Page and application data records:
•••

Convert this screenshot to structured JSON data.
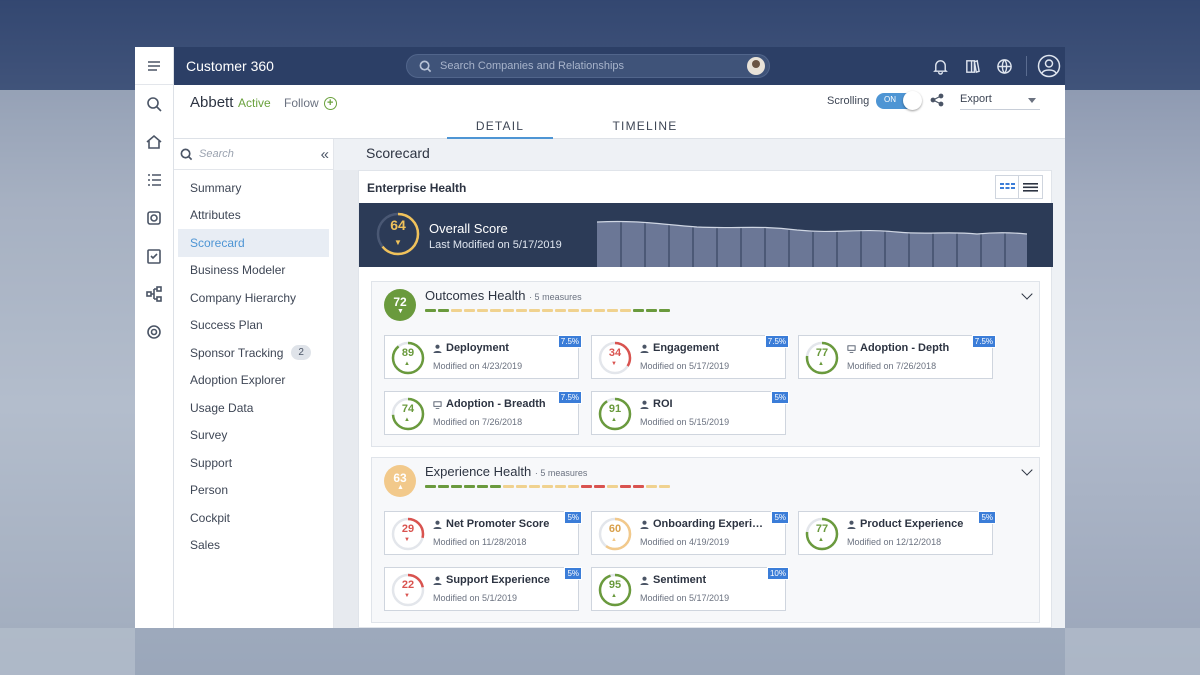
{
  "app": {
    "title": "Customer 360",
    "search_placeholder": "Search Companies and Relationships"
  },
  "header": {
    "company": "Abbett",
    "status": "Active",
    "follow": "Follow",
    "tabs": [
      "DETAIL",
      "TIMELINE"
    ],
    "scrolling_label": "Scrolling",
    "toggle": "ON",
    "export": "Export"
  },
  "sidebar": {
    "search_placeholder": "Search",
    "items": [
      {
        "label": "Summary"
      },
      {
        "label": "Attributes"
      },
      {
        "label": "Scorecard",
        "active": true
      },
      {
        "label": "Business Modeler"
      },
      {
        "label": "Company Hierarchy"
      },
      {
        "label": "Success Plan"
      },
      {
        "label": "Sponsor Tracking",
        "badge": "2"
      },
      {
        "label": "Adoption Explorer"
      },
      {
        "label": "Usage Data"
      },
      {
        "label": "Survey"
      },
      {
        "label": "Support"
      },
      {
        "label": "Person"
      },
      {
        "label": "Cockpit"
      },
      {
        "label": "Sales"
      }
    ]
  },
  "scorecard": {
    "page_title": "Scorecard",
    "card_title": "Enterprise Health",
    "overall": {
      "score": "64",
      "title": "Overall Score",
      "modified": "Last Modified on 5/17/2019",
      "color": "#f0c25b"
    },
    "sections": [
      {
        "title": "Outcomes Health",
        "measures_count": "· 5 measures",
        "score": "72",
        "color": "#6a9a3d",
        "dash_colors": [
          "#6a9a3d",
          "#6a9a3d",
          "#f0d28f",
          "#f0d28f",
          "#f0d28f",
          "#f0d28f",
          "#f0d28f",
          "#f0d28f",
          "#f0d28f",
          "#f0d28f",
          "#f0d28f",
          "#f0d28f",
          "#f0d28f",
          "#f0d28f",
          "#f0d28f",
          "#f0d28f",
          "#6a9a3d",
          "#6a9a3d",
          "#6a9a3d"
        ],
        "measures": [
          {
            "score": "89",
            "name": "Deployment",
            "modified": "Modified on 4/23/2019",
            "weight": "7.5%",
            "color": "#6a9a3d",
            "icon": "person-icon"
          },
          {
            "score": "34",
            "name": "Engagement",
            "modified": "Modified on 5/17/2019",
            "weight": "7.5%",
            "color": "#d9534f",
            "icon": "person-icon"
          },
          {
            "score": "77",
            "name": "Adoption - Depth",
            "modified": "Modified on 7/26/2018",
            "weight": "7.5%",
            "color": "#6a9a3d",
            "icon": "monitor-icon"
          },
          {
            "score": "74",
            "name": "Adoption - Breadth",
            "modified": "Modified on 7/26/2018",
            "weight": "7.5%",
            "color": "#6a9a3d",
            "icon": "monitor-icon"
          },
          {
            "score": "91",
            "name": "ROI",
            "modified": "Modified on 5/15/2019",
            "weight": "5%",
            "color": "#6a9a3d",
            "icon": "person-icon"
          }
        ]
      },
      {
        "title": "Experience Health",
        "measures_count": "· 5 measures",
        "score": "63",
        "color": "#f2c98b",
        "dash_colors": [
          "#6a9a3d",
          "#6a9a3d",
          "#6a9a3d",
          "#6a9a3d",
          "#6a9a3d",
          "#6a9a3d",
          "#f0d28f",
          "#f0d28f",
          "#f0d28f",
          "#f0d28f",
          "#f0d28f",
          "#f0d28f",
          "#d9534f",
          "#d9534f",
          "#f0d28f",
          "#d9534f",
          "#d9534f",
          "#f0d28f",
          "#f0d28f"
        ],
        "measures": [
          {
            "score": "29",
            "name": "Net Promoter Score",
            "modified": "Modified on 11/28/2018",
            "weight": "5%",
            "color": "#d9534f",
            "icon": "person-icon"
          },
          {
            "score": "60",
            "name": "Onboarding Experience",
            "modified": "Modified on 4/19/2019",
            "weight": "5%",
            "color": "#f2c98b",
            "icon": "person-icon"
          },
          {
            "score": "77",
            "name": "Product Experience",
            "modified": "Modified on 12/12/2018",
            "weight": "5%",
            "color": "#6a9a3d",
            "icon": "person-icon"
          },
          {
            "score": "22",
            "name": "Support Experience",
            "modified": "Modified on 5/1/2019",
            "weight": "5%",
            "color": "#d9534f",
            "icon": "person-icon"
          },
          {
            "score": "95",
            "name": "Sentiment",
            "modified": "Modified on 5/17/2019",
            "weight": "10%",
            "color": "#6a9a3d",
            "icon": "person-icon"
          }
        ]
      }
    ]
  }
}
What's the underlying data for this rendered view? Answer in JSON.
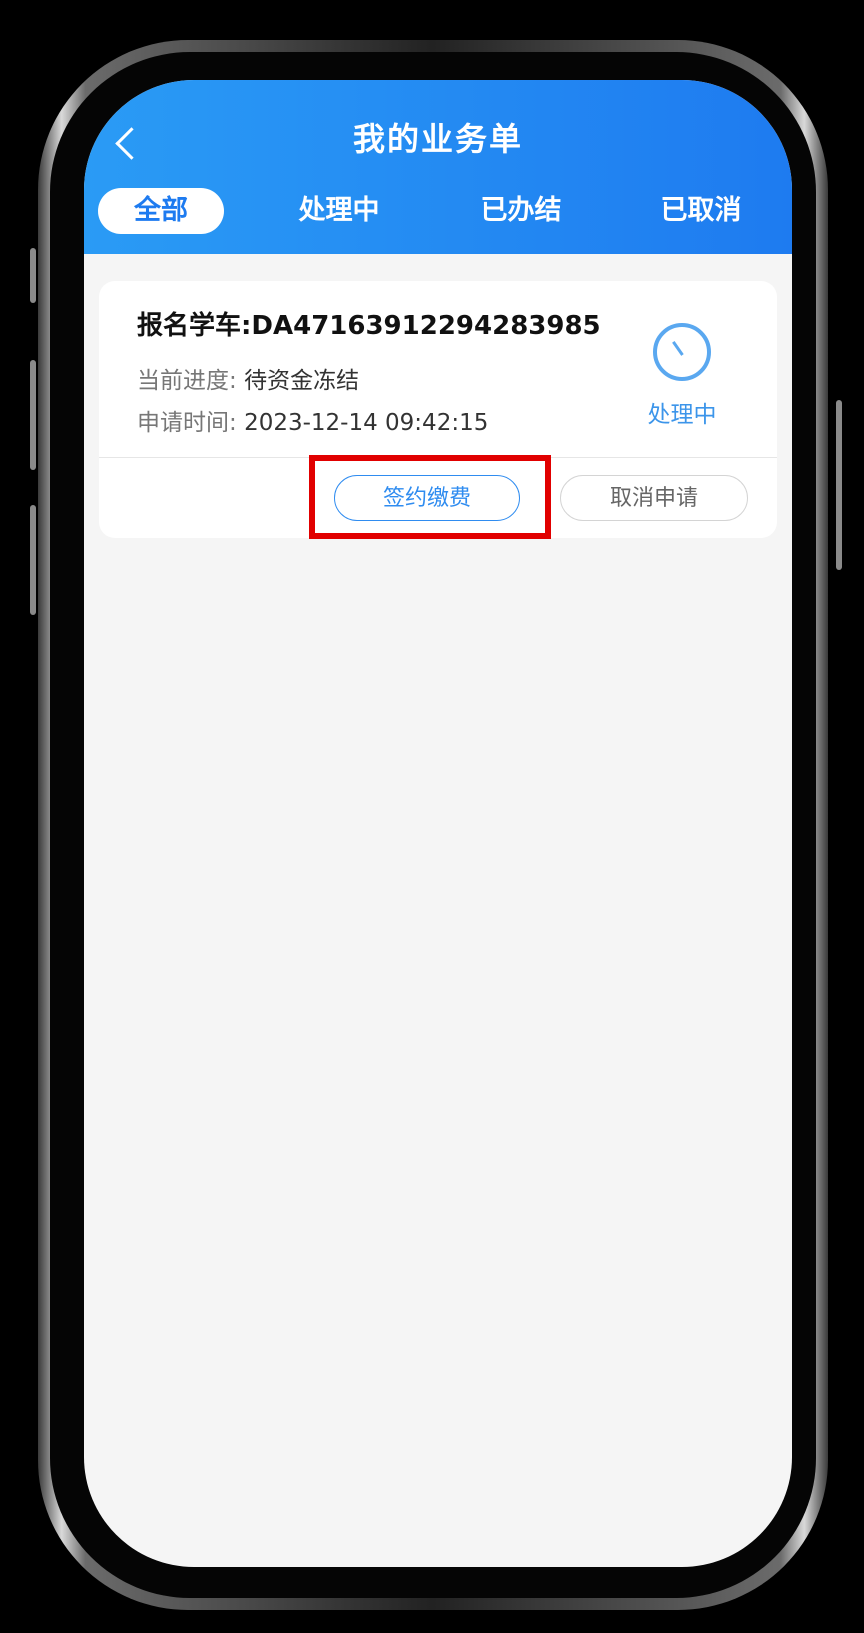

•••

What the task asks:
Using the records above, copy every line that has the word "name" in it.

Written answer:
            "name": "Deployment",
            "name": "Engagement",
            "name": "Adoption - Depth",
            "name": "Adoption - Breadth",
            "name": "ROI",
            "name": "Net Promoter Score",
            "name": "Onboarding Experience",
            "name": "Product Experience",
            "name": "Support Experience",
            "name": "Sentiment",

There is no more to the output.